**TASK:** Print every record below exactly, minus the pictures.

START RECORDED INFORMATION

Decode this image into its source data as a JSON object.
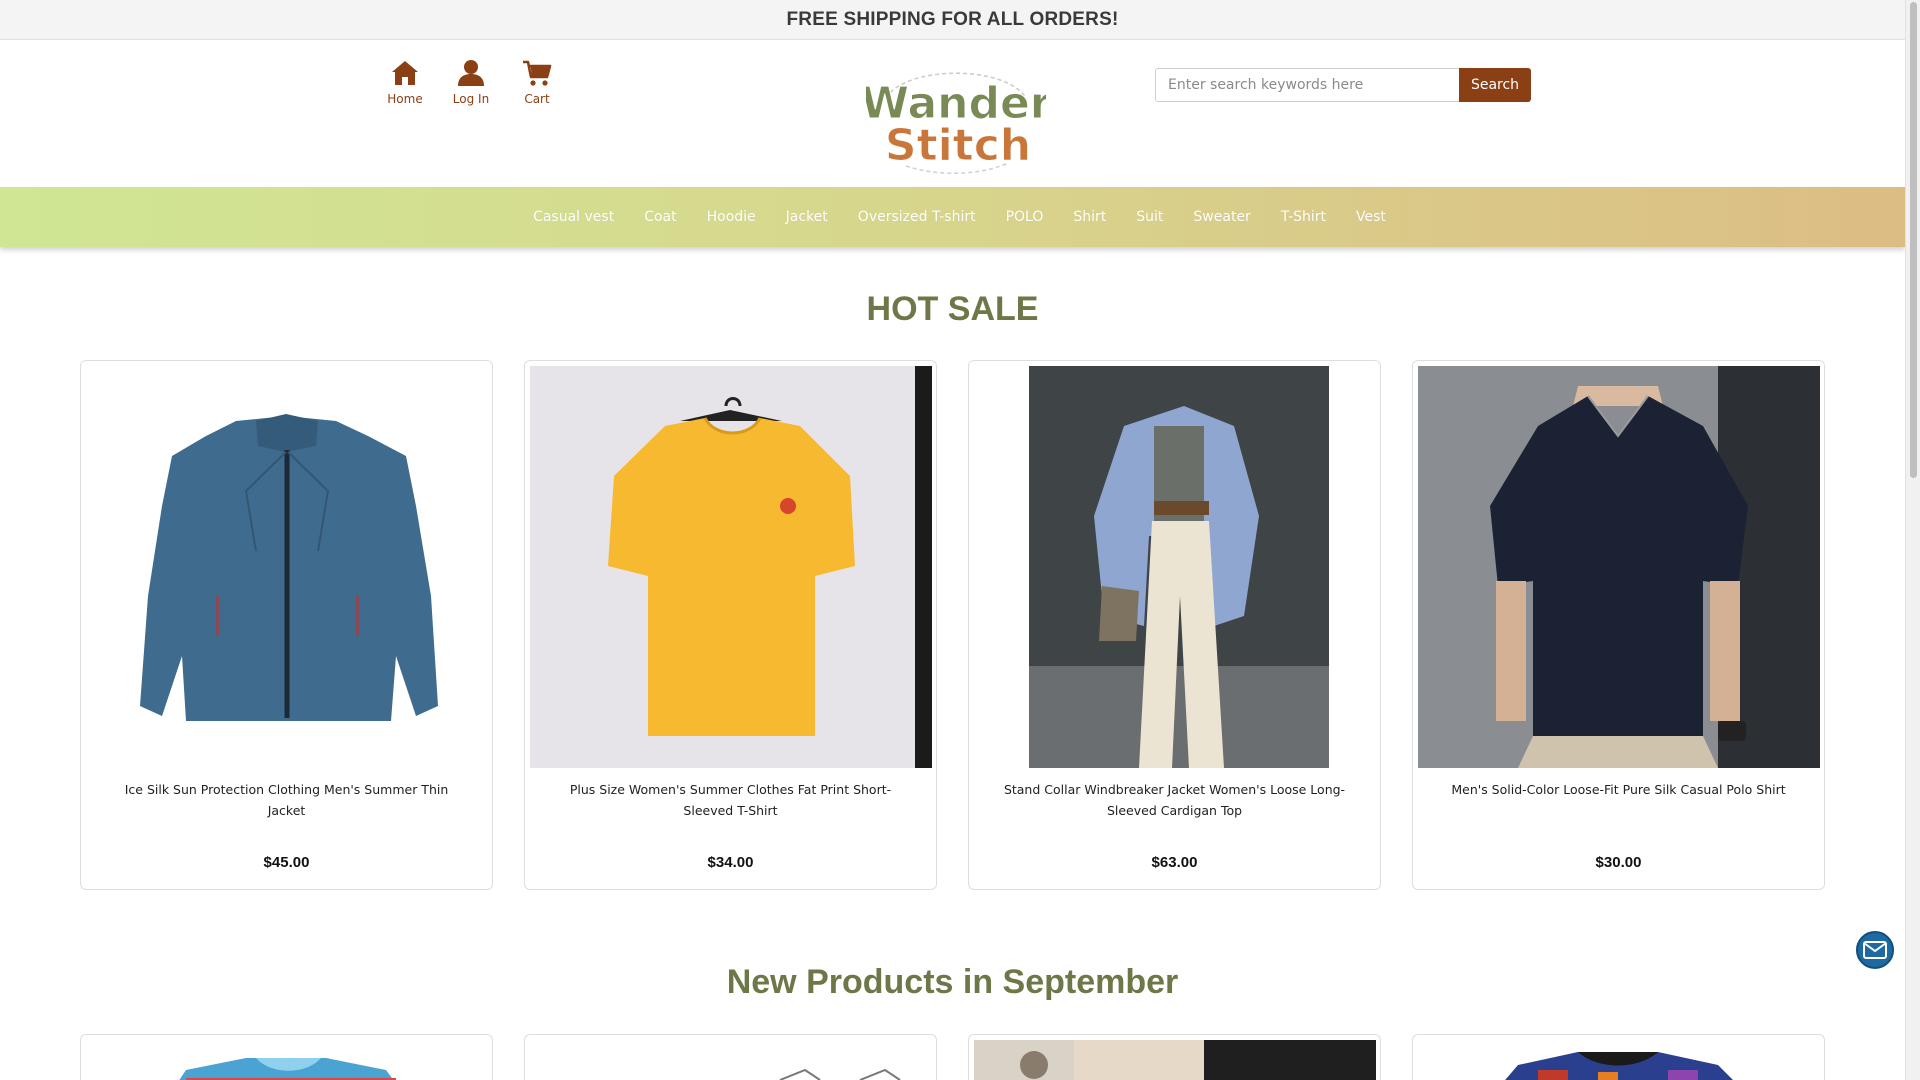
{
  "announcement": "FREE SHIPPING FOR ALL ORDERS!",
  "quicknav": [
    {
      "label": "Home",
      "icon": "home-icon"
    },
    {
      "label": "Log In",
      "icon": "user-icon"
    },
    {
      "label": "Cart",
      "icon": "cart-icon"
    }
  ],
  "logo": {
    "line1": "Wander",
    "line2": "Stitch"
  },
  "search": {
    "placeholder": "Enter search keywords here",
    "value": "",
    "button": "Search"
  },
  "categories": [
    "Casual vest",
    "Coat",
    "Hoodie",
    "Jacket",
    "Oversized T-shirt",
    "POLO",
    "Shirt",
    "Suit",
    "Sweater",
    "T-Shirt",
    "Vest"
  ],
  "hot_sale": {
    "title": "HOT SALE",
    "products": [
      {
        "name": "Ice Silk Sun Protection Clothing Men's Summer Thin Jacket",
        "price": "$45.00"
      },
      {
        "name": "Plus Size Women's Summer Clothes Fat Print Short-Sleeved T-Shirt",
        "price": "$34.00"
      },
      {
        "name": "Stand Collar Windbreaker Jacket Women's Loose Long-Sleeved Cardigan Top",
        "price": "$63.00"
      },
      {
        "name": "Men's Solid-Color Loose-Fit Pure Silk Casual Polo Shirt",
        "price": "$30.00"
      }
    ]
  },
  "new_products": {
    "title": "New Products in September"
  },
  "colors": {
    "accent": "#8a3f14",
    "section_title": "#6d7747",
    "catbar_left": "#cfe694",
    "catbar_right": "#dcbd84",
    "mail_button": "#1e6aa0"
  }
}
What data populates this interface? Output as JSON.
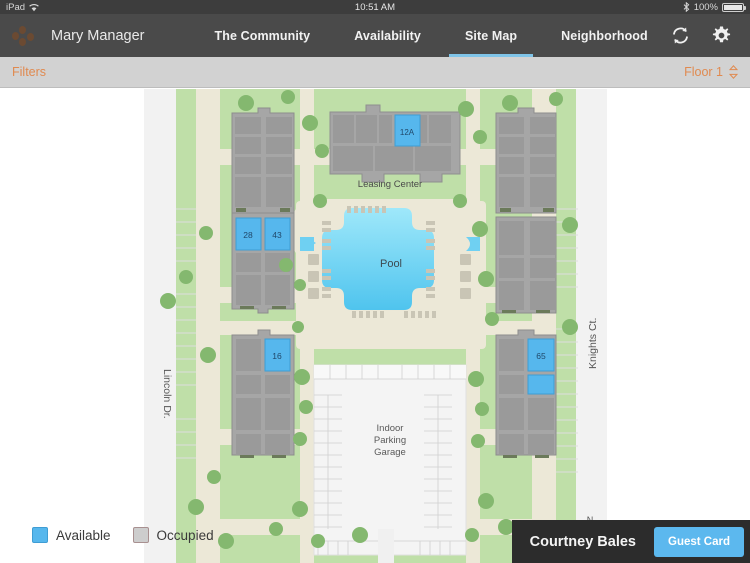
{
  "status_bar": {
    "device": "iPad",
    "wifi_icon": "wifi-icon",
    "time": "10:51 AM",
    "bluetooth_icon": "bluetooth-icon",
    "battery_percent": "100%",
    "battery_icon": "battery-full-icon"
  },
  "navbar": {
    "logo_icon": "app-logo-dots-icon",
    "user_name": "Mary Manager",
    "tabs": [
      {
        "label": "The Community",
        "active": false
      },
      {
        "label": "Availability",
        "active": false
      },
      {
        "label": "Site Map",
        "active": true
      },
      {
        "label": "Neighborhood",
        "active": false
      }
    ],
    "refresh_icon": "refresh-sync-icon",
    "settings_icon": "gear-icon",
    "accent_underline": "#7fc4e8"
  },
  "filter_bar": {
    "filters_label": "Filters",
    "floor_label": "Floor 1",
    "stepper_icon": "stepper-up-down-icon",
    "accent_color": "#e08a50"
  },
  "map": {
    "title": "Site Map",
    "pool_label": "Pool",
    "leasing_center_label": "Leasing Center",
    "parking_label": "Indoor\nParking\nGarage",
    "parking_line1": "Indoor",
    "parking_line2": "Parking",
    "parking_line3": "Garage",
    "street_left": "Lincoln Dr.",
    "street_right": "Knights Ct.",
    "compass_label": "N",
    "compass_icon": "compass-north-icon",
    "available_units": [
      {
        "id": "12A",
        "building": "leasing-center"
      },
      {
        "id": "28",
        "building": "west-north"
      },
      {
        "id": "43",
        "building": "west-north"
      },
      {
        "id": "16",
        "building": "west-south"
      },
      {
        "id": "65",
        "building": "east-south"
      },
      {
        "id": "",
        "building": "east-south"
      }
    ],
    "colors": {
      "available": "#56b7ed",
      "available_border": "#3f9dd4",
      "occupied": "#b6b6b6",
      "grass": "#b9dba0",
      "path": "#ece8d7",
      "pool_light": "#8fe2f7",
      "pool_dark": "#5fc8ef",
      "road": "#f0f0f0",
      "building_roof": "#9b9b9b",
      "tree": "#8cc178"
    }
  },
  "legend": {
    "items": [
      {
        "label": "Available",
        "color": "#56b7ed"
      },
      {
        "label": "Occupied",
        "color": "#cdcdcd"
      }
    ]
  },
  "guest_bar": {
    "guest_name": "Courtney Bales",
    "guest_card_label": "Guest Card",
    "button_color": "#5cb8ee"
  }
}
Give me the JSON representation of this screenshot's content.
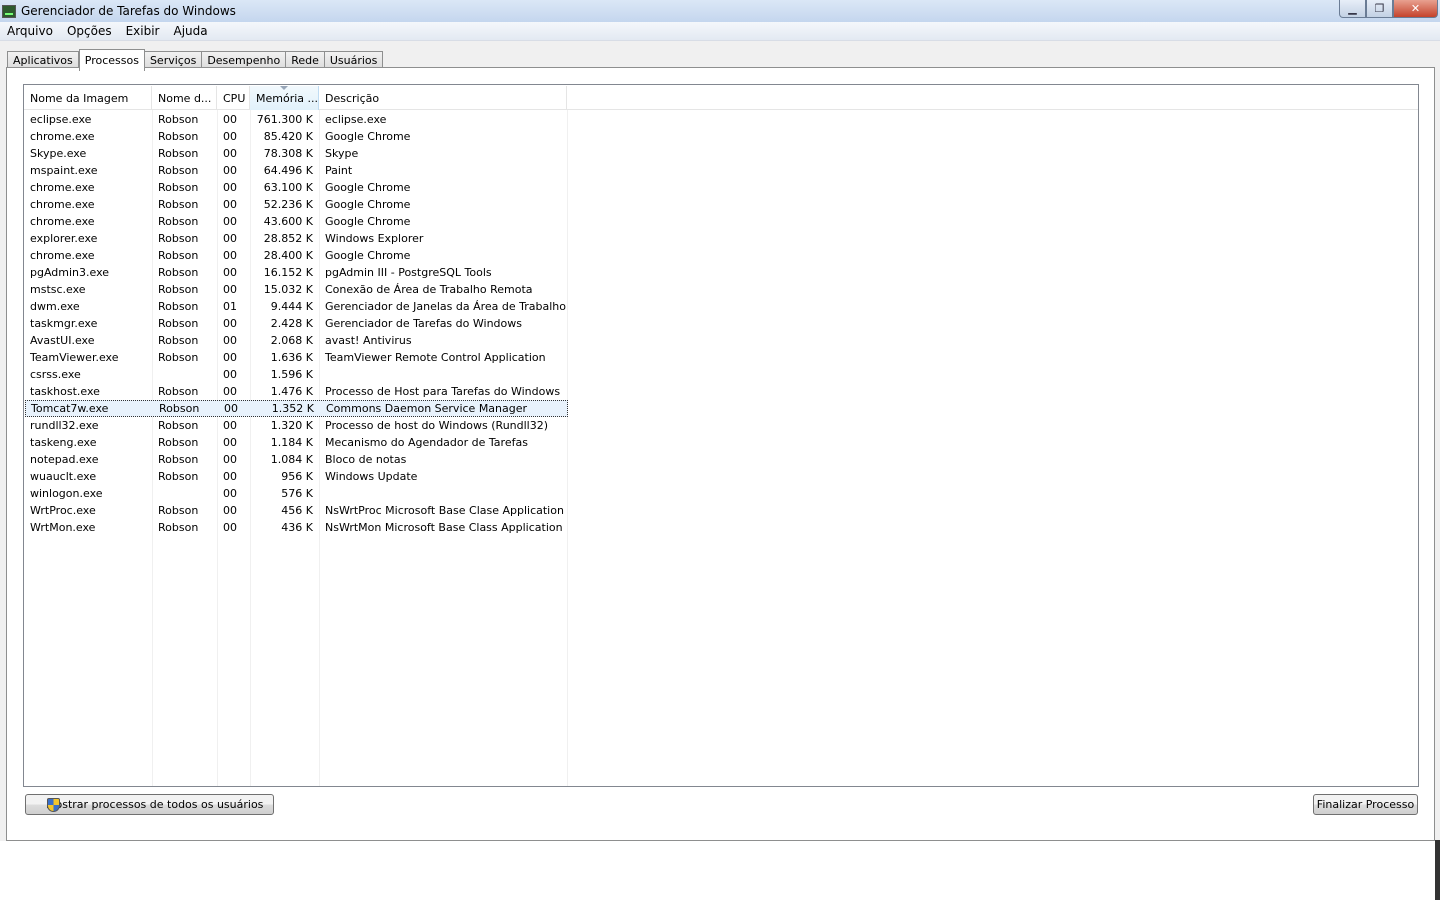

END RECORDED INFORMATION

**RESULT:**
Decode this image into its source data as a JSON object.
{
  "announcement": "FREE SHIPPING FOR ALL ORDERS!",
  "quicknav": [
    {
      "label": "Home",
      "icon": "home-icon"
    },
    {
      "label": "Log In",
      "icon": "user-icon"
    },
    {
      "label": "Cart",
      "icon": "cart-icon"
    }
  ],
  "logo": {
    "line1": "Wander",
    "line2": "Stitch"
  },
  "search": {
    "placeholder": "Enter search keywords here",
    "value": "",
    "button": "Search"
  },
  "categories": [
    "Casual vest",
    "Coat",
    "Hoodie",
    "Jacket",
    "Oversized T-shirt",
    "POLO",
    "Shirt",
    "Suit",
    "Sweater",
    "T-Shirt",
    "Vest"
  ],
  "hot_sale": {
    "title": "HOT SALE",
    "products": [
      {
        "name": "Ice Silk Sun Protection Clothing Men's Summer Thin Jacket",
        "price": "$45.00"
      },
      {
        "name": "Plus Size Women's Summer Clothes Fat Print Short-Sleeved T-Shirt",
        "price": "$34.00"
      },
      {
        "name": "Stand Collar Windbreaker Jacket Women's Loose Long-Sleeved Cardigan Top",
        "price": "$63.00"
      },
      {
        "name": "Men's Solid-Color Loose-Fit Pure Silk Casual Polo Shirt",
        "price": "$30.00"
      }
    ]
  },
  "new_products": {
    "title": "New Products in September"
  },
  "colors": {
    "accent": "#8a3f14",
    "section_title": "#6d7747",
    "catbar_left": "#cfe694",
    "catbar_right": "#dcbd84",
    "mail_button": "#1e6aa0"
  }
}
What data populates this interface? Output as JSON.
{
  "status_bar": {
    "device": "iPad",
    "wifi_icon": "wifi-icon",
    "time": "10:51 AM",
    "bluetooth_icon": "bluetooth-icon",
    "battery_percent": "100%",
    "battery_icon": "battery-full-icon"
  },
  "navbar": {
    "logo_icon": "app-logo-dots-icon",
    "user_name": "Mary Manager",
    "tabs": [
      {
        "label": "The Community",
        "active": false
      },
      {
        "label": "Availability",
        "active": false
      },
      {
        "label": "Site Map",
        "active": true
      },
      {
        "label": "Neighborhood",
        "active": false
      }
    ],
    "refresh_icon": "refresh-sync-icon",
    "settings_icon": "gear-icon",
    "accent_underline": "#7fc4e8"
  },
  "filter_bar": {
    "filters_label": "Filters",
    "floor_label": "Floor 1",
    "stepper_icon": "stepper-up-down-icon",
    "accent_color": "#e08a50"
  },
  "map": {
    "title": "Site Map",
    "pool_label": "Pool",
    "leasing_center_label": "Leasing Center",
    "parking_label": "Indoor\nParking\nGarage",
    "parking_line1": "Indoor",
    "parking_line2": "Parking",
    "parking_line3": "Garage",
    "street_left": "Lincoln Dr.",
    "street_right": "Knights Ct.",
    "compass_label": "N",
    "compass_icon": "compass-north-icon",
    "available_units": [
      {
        "id": "12A",
        "building": "leasing-center"
      },
      {
        "id": "28",
        "building": "west-north"
      },
      {
        "id": "43",
        "building": "west-north"
      },
      {
        "id": "16",
        "building": "west-south"
      },
      {
        "id": "65",
        "building": "east-south"
      },
      {
        "id": "",
        "building": "east-south"
      }
    ],
    "colors": {
      "available": "#56b7ed",
      "available_border": "#3f9dd4",
      "occupied": "#b6b6b6",
      "grass": "#b9dba0",
      "path": "#ece8d7",
      "pool_light": "#8fe2f7",
      "pool_dark": "#5fc8ef",
      "road": "#f0f0f0",
      "building_roof": "#9b9b9b",
      "tree": "#8cc178"
    }
  },
  "legend": {
    "items": [
      {
        "label": "Available",
        "color": "#56b7ed"
      },
      {
        "label": "Occupied",
        "color": "#cdcdcd"
      }
    ]
  },
  "guest_bar": {
    "guest_name": "Courtney Bales",
    "guest_card_label": "Guest Card",
    "button_color": "#5cb8ee"
  }
}
Give me the JSON representation of this screenshot's content.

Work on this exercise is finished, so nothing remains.